BOSTON -- If you think John Farrell's decision to hit Jackie Bradley Jr. leadoff for one night is the reason Bradley's 29-game hit streak came to an end, I've got some swamp land you might be interested in buying.

Such silly talk first surfaced mid-afternoon when the lineup was announced. With Mookie Betts getting his first day off this season, somebody had to hit leadoff. Farrell went with the guy who was leading the league in hitting.

That sounds reasonable. But not to some, who cried that putting Bradley at the top was (take your pick) disrupting Bradley's routine, putting him in a place with which he wasn't familiar, or asking him to change his approach.

Of course, none of those made much sense.

First of all, Thursday night marked the sixth (SIXTH!) different spot that Bradley has hit during the hitting streak. He had hit second, sixth, seventh, eighth and ninth. So the notion that any change was disruptive was absurd.

As for the notion that Bradley would treat his at-bats differently because he was leading off? Also wrong. Bradley's major adjustment since spring training has been being aggressive early in the count. So, do you know how many pitches Bradley saw in four at-bats as the leadoff hitter?
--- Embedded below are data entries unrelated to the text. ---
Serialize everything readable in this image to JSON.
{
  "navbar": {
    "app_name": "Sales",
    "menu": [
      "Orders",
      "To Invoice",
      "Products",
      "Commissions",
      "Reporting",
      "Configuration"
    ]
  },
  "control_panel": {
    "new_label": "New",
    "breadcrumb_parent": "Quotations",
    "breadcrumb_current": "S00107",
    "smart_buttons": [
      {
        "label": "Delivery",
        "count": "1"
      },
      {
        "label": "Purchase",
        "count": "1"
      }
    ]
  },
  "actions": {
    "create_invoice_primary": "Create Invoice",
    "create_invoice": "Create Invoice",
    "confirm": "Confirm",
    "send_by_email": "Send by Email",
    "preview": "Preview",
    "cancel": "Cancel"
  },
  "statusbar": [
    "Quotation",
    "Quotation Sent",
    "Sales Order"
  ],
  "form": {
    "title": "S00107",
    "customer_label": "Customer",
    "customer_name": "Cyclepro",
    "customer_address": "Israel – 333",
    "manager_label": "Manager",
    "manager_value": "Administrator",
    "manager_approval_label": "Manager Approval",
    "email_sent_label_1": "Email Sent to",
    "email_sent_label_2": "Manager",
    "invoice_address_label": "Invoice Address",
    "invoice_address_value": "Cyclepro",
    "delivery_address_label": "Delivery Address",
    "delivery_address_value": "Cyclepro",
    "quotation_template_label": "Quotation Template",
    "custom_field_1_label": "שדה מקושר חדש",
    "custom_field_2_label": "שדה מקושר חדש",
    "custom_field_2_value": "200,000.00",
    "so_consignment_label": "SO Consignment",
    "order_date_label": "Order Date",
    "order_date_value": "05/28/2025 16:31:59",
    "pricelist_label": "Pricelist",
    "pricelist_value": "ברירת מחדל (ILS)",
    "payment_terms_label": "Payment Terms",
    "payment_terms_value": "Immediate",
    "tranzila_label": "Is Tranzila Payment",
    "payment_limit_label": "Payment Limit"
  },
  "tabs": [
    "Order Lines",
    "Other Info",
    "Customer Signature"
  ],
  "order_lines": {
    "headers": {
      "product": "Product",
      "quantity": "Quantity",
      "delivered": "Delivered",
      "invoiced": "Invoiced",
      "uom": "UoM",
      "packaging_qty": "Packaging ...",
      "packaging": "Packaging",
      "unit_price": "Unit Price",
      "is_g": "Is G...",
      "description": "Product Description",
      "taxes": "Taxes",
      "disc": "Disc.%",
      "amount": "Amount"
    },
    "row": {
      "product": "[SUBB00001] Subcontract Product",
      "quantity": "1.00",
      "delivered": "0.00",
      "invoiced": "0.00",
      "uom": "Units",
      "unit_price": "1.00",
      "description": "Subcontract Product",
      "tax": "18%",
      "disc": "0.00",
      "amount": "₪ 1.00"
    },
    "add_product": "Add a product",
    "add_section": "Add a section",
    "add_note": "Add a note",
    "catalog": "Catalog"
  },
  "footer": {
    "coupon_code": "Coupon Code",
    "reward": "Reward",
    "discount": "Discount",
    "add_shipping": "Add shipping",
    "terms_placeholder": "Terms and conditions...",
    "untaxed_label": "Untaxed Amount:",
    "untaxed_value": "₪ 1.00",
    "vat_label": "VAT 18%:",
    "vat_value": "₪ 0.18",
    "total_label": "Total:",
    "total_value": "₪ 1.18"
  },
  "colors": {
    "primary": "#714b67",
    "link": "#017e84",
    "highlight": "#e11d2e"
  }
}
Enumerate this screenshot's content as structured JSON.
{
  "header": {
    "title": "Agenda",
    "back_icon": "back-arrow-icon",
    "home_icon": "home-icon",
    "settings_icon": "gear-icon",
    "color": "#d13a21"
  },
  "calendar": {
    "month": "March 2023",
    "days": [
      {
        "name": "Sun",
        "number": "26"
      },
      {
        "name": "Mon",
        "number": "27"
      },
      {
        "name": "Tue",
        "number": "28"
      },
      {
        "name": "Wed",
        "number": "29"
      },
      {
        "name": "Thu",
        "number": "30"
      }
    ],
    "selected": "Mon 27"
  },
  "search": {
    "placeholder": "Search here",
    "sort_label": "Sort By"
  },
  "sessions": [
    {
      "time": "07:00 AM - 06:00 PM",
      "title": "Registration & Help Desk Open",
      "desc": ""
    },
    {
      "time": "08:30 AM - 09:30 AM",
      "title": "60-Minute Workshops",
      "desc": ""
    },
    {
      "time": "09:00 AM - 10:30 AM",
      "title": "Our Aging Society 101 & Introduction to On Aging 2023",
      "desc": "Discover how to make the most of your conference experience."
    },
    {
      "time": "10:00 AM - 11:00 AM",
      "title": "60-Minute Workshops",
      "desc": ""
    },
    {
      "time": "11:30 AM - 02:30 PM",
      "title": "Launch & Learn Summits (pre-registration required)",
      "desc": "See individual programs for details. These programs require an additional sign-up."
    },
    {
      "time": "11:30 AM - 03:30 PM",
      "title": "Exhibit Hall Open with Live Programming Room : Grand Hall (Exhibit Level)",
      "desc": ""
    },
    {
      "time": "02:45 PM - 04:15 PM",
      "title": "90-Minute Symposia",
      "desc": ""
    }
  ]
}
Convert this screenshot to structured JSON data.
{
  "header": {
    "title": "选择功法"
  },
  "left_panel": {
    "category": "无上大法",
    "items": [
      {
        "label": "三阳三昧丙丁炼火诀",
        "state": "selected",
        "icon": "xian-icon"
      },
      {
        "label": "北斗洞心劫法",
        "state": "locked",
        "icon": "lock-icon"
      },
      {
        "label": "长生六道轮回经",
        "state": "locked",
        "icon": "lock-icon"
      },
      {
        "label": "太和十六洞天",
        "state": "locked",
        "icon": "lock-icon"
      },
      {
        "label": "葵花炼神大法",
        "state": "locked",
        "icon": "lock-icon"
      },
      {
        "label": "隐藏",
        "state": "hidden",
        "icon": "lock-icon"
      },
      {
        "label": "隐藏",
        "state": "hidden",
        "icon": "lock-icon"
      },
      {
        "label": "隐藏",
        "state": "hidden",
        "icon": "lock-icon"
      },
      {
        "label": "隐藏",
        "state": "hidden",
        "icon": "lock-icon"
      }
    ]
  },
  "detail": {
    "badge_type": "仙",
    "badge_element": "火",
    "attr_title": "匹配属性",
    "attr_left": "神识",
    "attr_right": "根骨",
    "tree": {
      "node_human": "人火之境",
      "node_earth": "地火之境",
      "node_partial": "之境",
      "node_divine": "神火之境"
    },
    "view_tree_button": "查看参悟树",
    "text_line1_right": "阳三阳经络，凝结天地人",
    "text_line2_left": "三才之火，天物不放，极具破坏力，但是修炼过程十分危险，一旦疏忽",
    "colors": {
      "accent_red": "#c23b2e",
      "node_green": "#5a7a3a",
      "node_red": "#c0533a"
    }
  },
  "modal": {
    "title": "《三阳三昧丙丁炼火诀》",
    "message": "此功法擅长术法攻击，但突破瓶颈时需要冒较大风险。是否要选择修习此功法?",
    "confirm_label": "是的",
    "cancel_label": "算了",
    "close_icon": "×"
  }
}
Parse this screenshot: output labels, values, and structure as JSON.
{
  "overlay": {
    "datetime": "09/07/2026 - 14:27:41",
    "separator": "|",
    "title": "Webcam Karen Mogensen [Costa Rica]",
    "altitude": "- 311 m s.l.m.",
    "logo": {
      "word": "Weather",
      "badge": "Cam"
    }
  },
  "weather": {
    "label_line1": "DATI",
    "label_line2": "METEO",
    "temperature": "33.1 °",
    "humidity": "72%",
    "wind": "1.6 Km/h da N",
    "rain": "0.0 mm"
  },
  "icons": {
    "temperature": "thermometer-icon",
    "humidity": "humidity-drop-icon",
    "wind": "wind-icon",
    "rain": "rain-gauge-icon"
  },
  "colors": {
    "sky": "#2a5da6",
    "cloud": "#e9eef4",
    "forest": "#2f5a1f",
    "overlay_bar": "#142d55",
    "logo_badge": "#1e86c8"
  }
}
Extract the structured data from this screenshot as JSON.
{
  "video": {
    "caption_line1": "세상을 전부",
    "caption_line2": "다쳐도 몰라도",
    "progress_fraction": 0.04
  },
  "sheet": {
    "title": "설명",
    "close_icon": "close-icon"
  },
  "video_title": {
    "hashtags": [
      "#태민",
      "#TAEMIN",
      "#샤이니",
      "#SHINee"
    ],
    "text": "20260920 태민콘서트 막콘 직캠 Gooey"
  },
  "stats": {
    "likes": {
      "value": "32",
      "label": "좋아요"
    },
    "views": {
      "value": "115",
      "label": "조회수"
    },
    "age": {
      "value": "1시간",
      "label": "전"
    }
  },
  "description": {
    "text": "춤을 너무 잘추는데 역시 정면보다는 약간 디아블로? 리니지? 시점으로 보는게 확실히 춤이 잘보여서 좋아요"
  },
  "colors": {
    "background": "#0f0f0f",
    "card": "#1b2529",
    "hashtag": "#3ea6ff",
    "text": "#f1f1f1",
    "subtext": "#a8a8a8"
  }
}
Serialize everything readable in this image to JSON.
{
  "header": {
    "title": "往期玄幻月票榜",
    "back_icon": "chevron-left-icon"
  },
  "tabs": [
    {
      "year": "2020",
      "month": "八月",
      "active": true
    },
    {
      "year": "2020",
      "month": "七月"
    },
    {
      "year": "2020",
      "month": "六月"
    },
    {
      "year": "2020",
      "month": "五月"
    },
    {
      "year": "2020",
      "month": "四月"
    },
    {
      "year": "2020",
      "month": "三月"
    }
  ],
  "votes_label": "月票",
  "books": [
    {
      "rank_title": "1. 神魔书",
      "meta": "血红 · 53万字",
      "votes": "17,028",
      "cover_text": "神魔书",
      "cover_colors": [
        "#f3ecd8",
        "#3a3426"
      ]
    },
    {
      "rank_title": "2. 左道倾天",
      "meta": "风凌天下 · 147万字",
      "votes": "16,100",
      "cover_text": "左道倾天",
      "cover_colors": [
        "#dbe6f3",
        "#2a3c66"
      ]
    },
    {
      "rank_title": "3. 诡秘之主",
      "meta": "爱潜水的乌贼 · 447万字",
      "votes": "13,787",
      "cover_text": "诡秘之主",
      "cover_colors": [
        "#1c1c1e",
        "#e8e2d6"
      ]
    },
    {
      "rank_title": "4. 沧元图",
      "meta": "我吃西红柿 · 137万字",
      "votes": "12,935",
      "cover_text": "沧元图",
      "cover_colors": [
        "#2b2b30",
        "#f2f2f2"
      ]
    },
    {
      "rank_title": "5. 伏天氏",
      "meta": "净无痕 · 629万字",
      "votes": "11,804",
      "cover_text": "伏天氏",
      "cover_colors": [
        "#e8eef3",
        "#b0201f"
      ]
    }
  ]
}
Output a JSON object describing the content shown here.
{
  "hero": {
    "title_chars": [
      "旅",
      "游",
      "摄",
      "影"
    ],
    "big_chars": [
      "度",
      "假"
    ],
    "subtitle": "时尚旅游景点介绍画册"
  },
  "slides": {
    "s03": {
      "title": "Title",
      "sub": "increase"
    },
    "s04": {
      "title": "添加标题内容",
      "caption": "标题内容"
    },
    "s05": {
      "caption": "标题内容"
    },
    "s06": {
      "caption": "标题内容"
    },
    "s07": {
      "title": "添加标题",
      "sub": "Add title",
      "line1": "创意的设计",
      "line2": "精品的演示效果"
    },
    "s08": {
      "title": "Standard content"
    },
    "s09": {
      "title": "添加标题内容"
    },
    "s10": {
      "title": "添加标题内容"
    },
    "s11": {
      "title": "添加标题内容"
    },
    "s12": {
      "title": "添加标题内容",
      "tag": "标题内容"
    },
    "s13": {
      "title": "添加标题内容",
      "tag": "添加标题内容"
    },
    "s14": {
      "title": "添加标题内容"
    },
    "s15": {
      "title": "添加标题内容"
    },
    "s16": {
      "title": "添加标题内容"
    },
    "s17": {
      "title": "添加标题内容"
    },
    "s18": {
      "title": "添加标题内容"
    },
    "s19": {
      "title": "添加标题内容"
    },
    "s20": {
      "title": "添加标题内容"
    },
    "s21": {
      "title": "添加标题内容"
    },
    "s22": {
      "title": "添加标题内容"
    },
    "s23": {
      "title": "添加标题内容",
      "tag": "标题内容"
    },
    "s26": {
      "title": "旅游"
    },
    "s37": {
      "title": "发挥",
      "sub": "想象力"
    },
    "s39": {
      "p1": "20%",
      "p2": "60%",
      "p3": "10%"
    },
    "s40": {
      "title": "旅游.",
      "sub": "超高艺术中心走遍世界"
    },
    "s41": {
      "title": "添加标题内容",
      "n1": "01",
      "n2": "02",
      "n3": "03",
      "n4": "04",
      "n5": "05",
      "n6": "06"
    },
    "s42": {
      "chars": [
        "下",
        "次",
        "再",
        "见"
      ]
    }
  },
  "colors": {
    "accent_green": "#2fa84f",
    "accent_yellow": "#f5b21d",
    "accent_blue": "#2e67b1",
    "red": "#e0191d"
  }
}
Eight.

Does that sound like someone who was being forced to be more patient for the night, or someone changing their approach by working the count more?

Finally, Bradley hit two balls on the screws -- one to the warning track in right, just in front of the bullpen in his first at-bat and another in front of the center field door, some 400 or so feet away, in his third.

Streaks come to an end, even when hitters belt the ball hard. Twice.